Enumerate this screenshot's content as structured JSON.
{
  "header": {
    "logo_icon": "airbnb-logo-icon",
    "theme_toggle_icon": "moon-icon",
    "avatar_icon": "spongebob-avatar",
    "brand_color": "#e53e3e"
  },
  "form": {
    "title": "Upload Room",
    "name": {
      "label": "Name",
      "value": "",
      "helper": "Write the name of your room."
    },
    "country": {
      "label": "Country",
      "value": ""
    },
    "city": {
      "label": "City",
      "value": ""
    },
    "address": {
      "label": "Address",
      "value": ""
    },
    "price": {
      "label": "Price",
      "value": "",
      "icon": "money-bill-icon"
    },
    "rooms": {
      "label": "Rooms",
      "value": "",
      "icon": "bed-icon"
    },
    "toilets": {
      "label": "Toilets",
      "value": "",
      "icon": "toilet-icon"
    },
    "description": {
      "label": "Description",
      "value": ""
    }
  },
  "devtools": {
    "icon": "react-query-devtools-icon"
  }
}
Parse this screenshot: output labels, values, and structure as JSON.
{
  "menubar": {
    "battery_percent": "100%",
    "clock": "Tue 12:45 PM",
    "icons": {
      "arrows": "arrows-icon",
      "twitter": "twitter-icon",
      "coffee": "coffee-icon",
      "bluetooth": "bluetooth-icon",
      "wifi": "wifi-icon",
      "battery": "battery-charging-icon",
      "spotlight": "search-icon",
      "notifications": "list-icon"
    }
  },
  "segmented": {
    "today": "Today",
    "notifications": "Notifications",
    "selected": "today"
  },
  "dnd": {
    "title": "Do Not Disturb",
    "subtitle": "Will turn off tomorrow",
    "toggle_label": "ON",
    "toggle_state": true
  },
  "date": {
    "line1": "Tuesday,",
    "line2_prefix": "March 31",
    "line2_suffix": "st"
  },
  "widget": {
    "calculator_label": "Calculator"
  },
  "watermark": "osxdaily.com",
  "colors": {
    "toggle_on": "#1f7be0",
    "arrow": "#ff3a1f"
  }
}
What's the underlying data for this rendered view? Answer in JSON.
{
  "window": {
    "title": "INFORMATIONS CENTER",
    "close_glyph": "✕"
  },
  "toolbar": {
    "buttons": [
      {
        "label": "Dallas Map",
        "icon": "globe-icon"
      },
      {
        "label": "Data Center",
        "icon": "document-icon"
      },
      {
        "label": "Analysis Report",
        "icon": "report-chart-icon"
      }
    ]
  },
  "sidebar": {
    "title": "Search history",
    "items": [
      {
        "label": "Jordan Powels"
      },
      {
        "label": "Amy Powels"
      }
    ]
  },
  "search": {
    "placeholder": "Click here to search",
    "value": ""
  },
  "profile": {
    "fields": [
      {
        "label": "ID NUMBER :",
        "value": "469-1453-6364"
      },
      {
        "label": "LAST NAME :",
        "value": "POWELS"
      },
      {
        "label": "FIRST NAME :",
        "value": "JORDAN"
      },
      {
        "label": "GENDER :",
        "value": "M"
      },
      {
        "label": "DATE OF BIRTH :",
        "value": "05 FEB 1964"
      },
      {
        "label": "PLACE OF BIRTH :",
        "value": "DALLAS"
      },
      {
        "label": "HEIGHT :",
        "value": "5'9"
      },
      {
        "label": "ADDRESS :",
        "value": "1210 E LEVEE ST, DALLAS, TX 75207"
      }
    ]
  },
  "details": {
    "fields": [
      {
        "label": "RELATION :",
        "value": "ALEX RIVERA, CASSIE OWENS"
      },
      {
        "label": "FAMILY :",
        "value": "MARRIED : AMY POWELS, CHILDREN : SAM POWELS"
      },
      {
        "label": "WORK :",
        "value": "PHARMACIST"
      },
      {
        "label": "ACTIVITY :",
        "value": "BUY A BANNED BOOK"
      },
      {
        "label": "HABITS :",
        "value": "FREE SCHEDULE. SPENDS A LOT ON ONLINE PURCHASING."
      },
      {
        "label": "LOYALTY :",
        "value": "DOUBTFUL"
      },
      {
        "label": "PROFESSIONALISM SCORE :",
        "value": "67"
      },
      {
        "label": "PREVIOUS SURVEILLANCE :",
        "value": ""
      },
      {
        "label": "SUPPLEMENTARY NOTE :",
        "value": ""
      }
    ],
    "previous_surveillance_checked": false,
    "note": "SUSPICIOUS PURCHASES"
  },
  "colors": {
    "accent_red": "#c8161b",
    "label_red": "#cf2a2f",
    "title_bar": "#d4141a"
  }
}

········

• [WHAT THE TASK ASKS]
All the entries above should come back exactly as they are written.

• [EXERCISE SOLUTION]
Enumerate this screenshot's content as structured JSON.
{
  "header": {
    "logo_icon": "airbnb-logo-icon",
    "theme_toggle_icon": "moon-icon",
    "avatar_icon": "spongebob-avatar",
    "brand_color": "#e53e3e"
  },
  "form": {
    "title": "Upload Room",
    "name": {
      "label": "Name",
      "value": "",
      "helper": "Write the name of your room."
    },
    "country": {
      "label": "Country",
      "value": ""
    },
    "city": {
      "label": "City",
      "value": ""
    },
    "address": {
      "label": "Address",
      "value": ""
    },
    "price": {
      "label": "Price",
      "value": "",
      "icon": "money-bill-icon"
    },
    "rooms": {
      "label": "Rooms",
      "value": "",
      "icon": "bed-icon"
    },
    "toilets": {
      "label": "Toilets",
      "value": "",
      "icon": "toilet-icon"
    },
    "description": {
      "label": "Description",
      "value": ""
    }
  },
  "devtools": {
    "icon": "react-query-devtools-icon"
  }
}
Parse this screenshot: output labels, values, and structure as JSON.
{
  "menubar": {
    "battery_percent": "100%",
    "clock": "Tue 12:45 PM",
    "icons": {
      "arrows": "arrows-icon",
      "twitter": "twitter-icon",
      "coffee": "coffee-icon",
      "bluetooth": "bluetooth-icon",
      "wifi": "wifi-icon",
      "battery": "battery-charging-icon",
      "spotlight": "search-icon",
      "notifications": "list-icon"
    }
  },
  "segmented": {
    "today": "Today",
    "notifications": "Notifications",
    "selected": "today"
  },
  "dnd": {
    "title": "Do Not Disturb",
    "subtitle": "Will turn off tomorrow",
    "toggle_label": "ON",
    "toggle_state": true
  },
  "date": {
    "line1": "Tuesday,",
    "line2_prefix": "March 31",
    "line2_suffix": "st"
  },
  "widget": {
    "calculator_label": "Calculator"
  },
  "watermark": "osxdaily.com",
  "colors": {
    "toggle_on": "#1f7be0",
    "arrow": "#ff3a1f"
  }
}
What's the underlying data for this rendered view? Answer in JSON.
{
  "window": {
    "title": "INFORMATIONS CENTER",
    "close_glyph": "✕"
  },
  "toolbar": {
    "buttons": [
      {
        "label": "Dallas Map",
        "icon": "globe-icon"
      },
      {
        "label": "Data Center",
        "icon": "document-icon"
      },
      {
        "label": "Analysis Report",
        "icon": "report-chart-icon"
      }
    ]
  },
  "sidebar": {
    "title": "Search history",
    "items": [
      {
        "label": "Jordan Powels"
      },
      {
        "label": "Amy Powels"
      }
    ]
  },
  "search": {
    "placeholder": "Click here to search",
    "value": ""
  },
  "profile": {
    "fields": [
      {
        "label": "ID NUMBER :",
        "value": "469-1453-6364"
      },
      {
        "label": "LAST NAME :",
        "value": "POWELS"
      },
      {
        "label": "FIRST NAME :",
        "value": "JORDAN"
      },
      {
        "label": "GENDER :",
        "value": "M"
      },
      {
        "label": "DATE OF BIRTH :",
        "value": "05 FEB 1964"
      },
      {
        "label": "PLACE OF BIRTH :",
        "value": "DALLAS"
      },
      {
        "label": "HEIGHT :",
        "value": "5'9"
      },
      {
        "label": "ADDRESS :",
        "value": "1210 E LEVEE ST, DALLAS, TX 75207"
      }
    ]
  },
  "details": {
    "fields": [
      {
        "label": "RELATION :",
        "value": "ALEX RIVERA, CASSIE OWENS"
      },
      {
        "label": "FAMILY :",
        "value": "MARRIED : AMY POWELS, CHILDREN : SAM POWELS"
      },
      {
        "label": "WORK :",
        "value": "PHARMACIST"
      },
      {
        "label": "ACTIVITY :",
        "value": "BUY A BANNED BOOK"
      },
      {
        "label": "HABITS :",
        "value": "FREE SCHEDULE. SPENDS A LOT ON ONLINE PURCHASING."
      },
      {
        "label": "LOYALTY :",
        "value": "DOUBTFUL"
      },
      {
        "label": "PROFESSIONALISM SCORE :",
        "value": "67"
      },
      {
        "label": "PREVIOUS SURVEILLANCE :",
        "value": ""
      },
      {
        "label": "SUPPLEMENTARY NOTE :",
        "value": ""
      }
    ],
    "previous_surveillance_checked": false,
    "note": "SUSPICIOUS PURCHASES"
  },
  "colors": {
    "accent_red": "#c8161b",
    "label_red": "#cf2a2f",
    "title_bar": "#d4141a"
  }
}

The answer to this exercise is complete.